But what is a data strategy? Today, we’re taking a slight detour from our usual blog posts to answer that question.

Defining Data Strategy 

When we talk about data strategy, we’re talking about a comprehensive, top-down approach that delves into an organisation’s data to affect all kinds of improvement. We want data on our firm’s cases and clients, data on personnel and communication, data about resources, and data about risk management and uncertainty. Any record of fact that we have, we can use to elevate and improve a firm. Once we collect data, we can observe the kinds of patterns that develop, make an interpretation of that information, and make inferences and plan for the future with as much skilful preparation as possible.  

When is Data Valuable? 

Sometimes it’s hard to know what data is valuable and what isn’t. We typically place a high value on events that happen frequently with relatively low impact and events that occur infrequently but have a high impact – something that is a small factor present every day, like a routine meeting or report, versus a big one-time event, like the completion of a big case that’s taken most of a year to execute. Too often, we view these different aspects of an operation as discrete entities not inherently related.

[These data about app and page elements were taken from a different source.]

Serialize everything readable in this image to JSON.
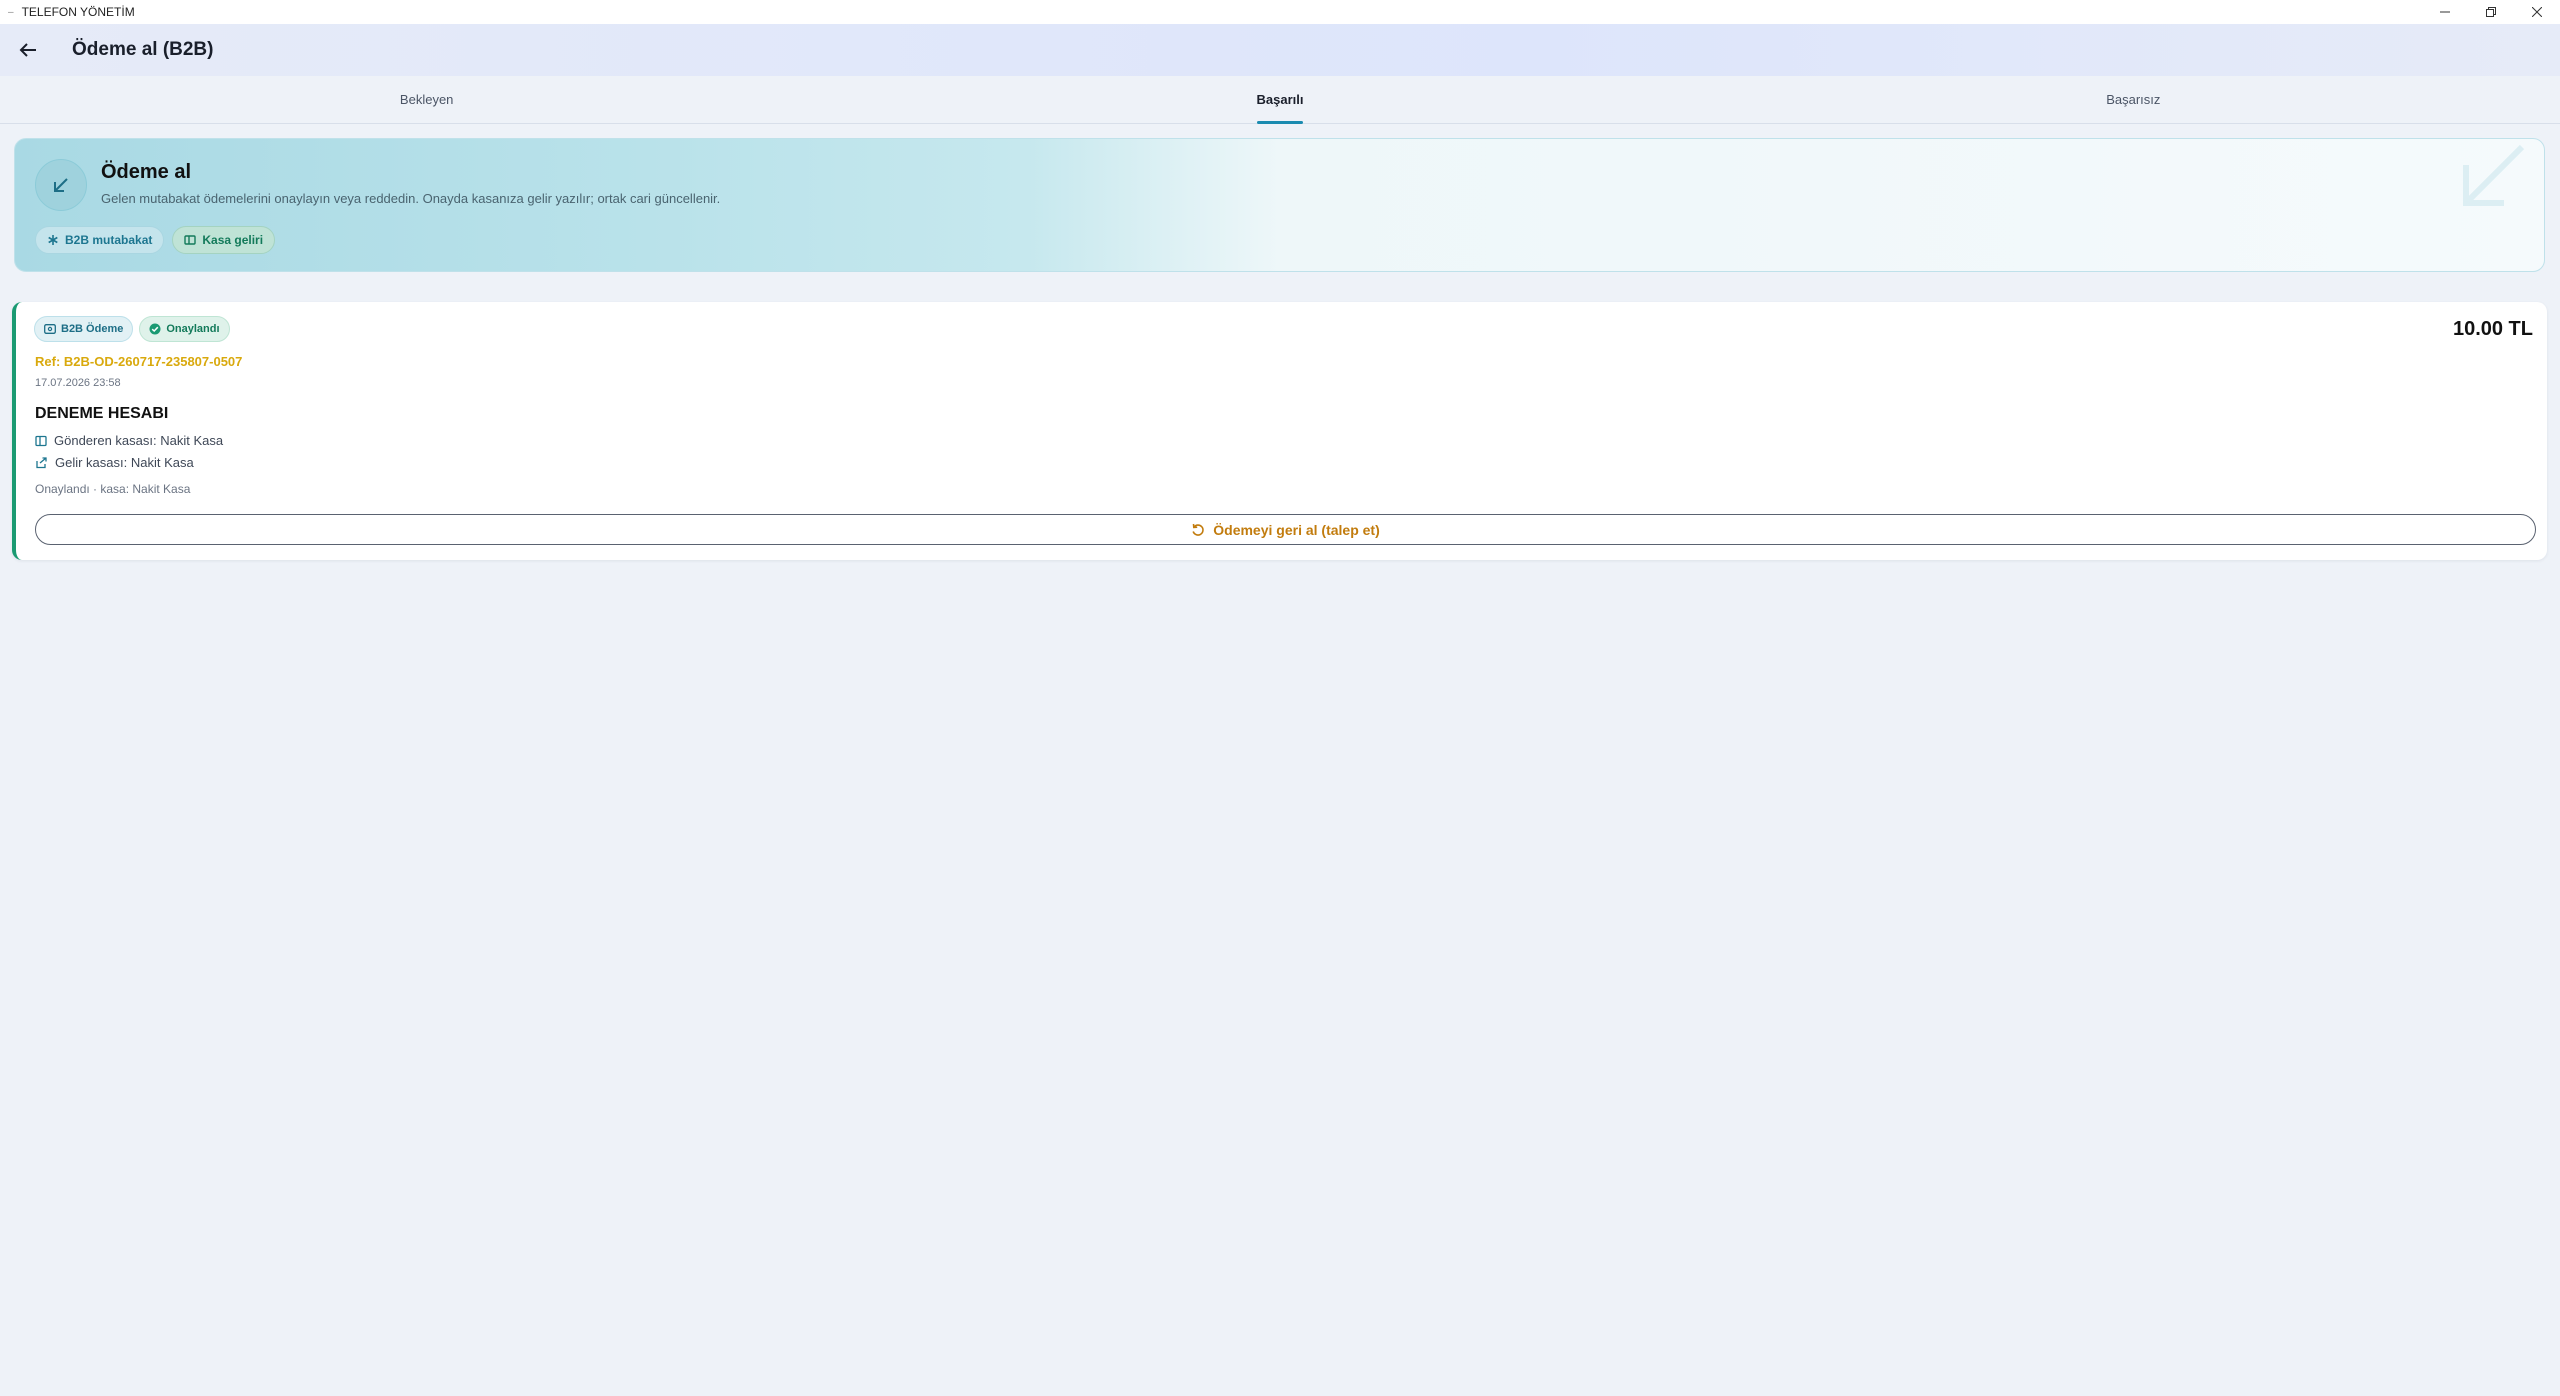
{
  "window": {
    "title": "TELEFON YÖNETİM"
  },
  "appbar": {
    "title": "Ödeme al (B2B)"
  },
  "tabs": [
    {
      "label": "Bekleyen",
      "active": false
    },
    {
      "label": "Başarılı",
      "active": true
    },
    {
      "label": "Başarısız",
      "active": false
    }
  ],
  "hero": {
    "title": "Ödeme al",
    "description": "Gelen mutabakat ödemelerini onaylayın veya reddedin. Onayda kasanıza gelir yazılır; ortak cari güncellenir.",
    "chips": [
      "B2B mutabakat",
      "Kasa geliri"
    ]
  },
  "transaction": {
    "type_badge": "B2B Ödeme",
    "status_badge": "Onaylandı",
    "amount": "10.00 TL",
    "ref": "Ref: B2B-OD-260717-235807-0507",
    "date": "17.07.2026 23:58",
    "account": "DENEME HESABI",
    "sender_cashbox": "Gönderen kasası: Nakit Kasa",
    "income_cashbox": "Gelir kasası: Nakit Kasa",
    "note": "Onaylandı · kasa: Nakit Kasa",
    "revert_label": "Ödemeyi geri al (talep et)"
  },
  "colors": {
    "accent": "#1a8bb0",
    "success": "#1a9a72",
    "ref": "#d9a90d",
    "revert": "#c27c0e"
  }
}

Without a data strategy, we may miss tiny patterns in operations that could be having a more significant impact than one might at first suspect.

The goal of a law department or law firm is to facilitate business activities and transactions and to help manage and value risk. The focus of a legal data strategy, then, is to develop data collection and capabilities to improve the quality and efficiency of a law organisation’s tasks. Our data strategy needs to find anything and everything that may impact how these tasks are completed.

Types of Data 

There are two types of data: structured and unstructured. Examples of structured legal data include billing records, docket records, or litigation outcomes. This data already possesses a semblance of organisation. Unstructured data, on the other hand, typically doesn’t. Examples of unstructured data include court filings, contracts, and deposition transcripts. These documents are considered mainly for their internal content but not often collected and considered separate data points in a set. We have to ask questions about these individual documents and processes. In an ADR case, for example, do we know our chances of winning? Do we know what our liability might be? How successful is ADR in the first place? We can’t find this answer in a pile of documents. The answer may lie in the unstructured data floating around, but it’s ineffective as a predictive tool in its current state. This sort of situation is where we need a model and where having a data strategy can fill in the answer to those questions and many more.

Starting a Data Strategy 

How do we start a data strategy, though? The best way to start is to use small projects that are easily repeatable to design and build predictive models. We need a data set large enough to train a predictive model using machine learning.

In future posts, we will delve deeper into machine learning and the various processes that it entails. Legal teams need to take advantage of these technological tools. Law is a client-centred business, and in a competitive field, clients are going to demand the very best cutting-edge technologies.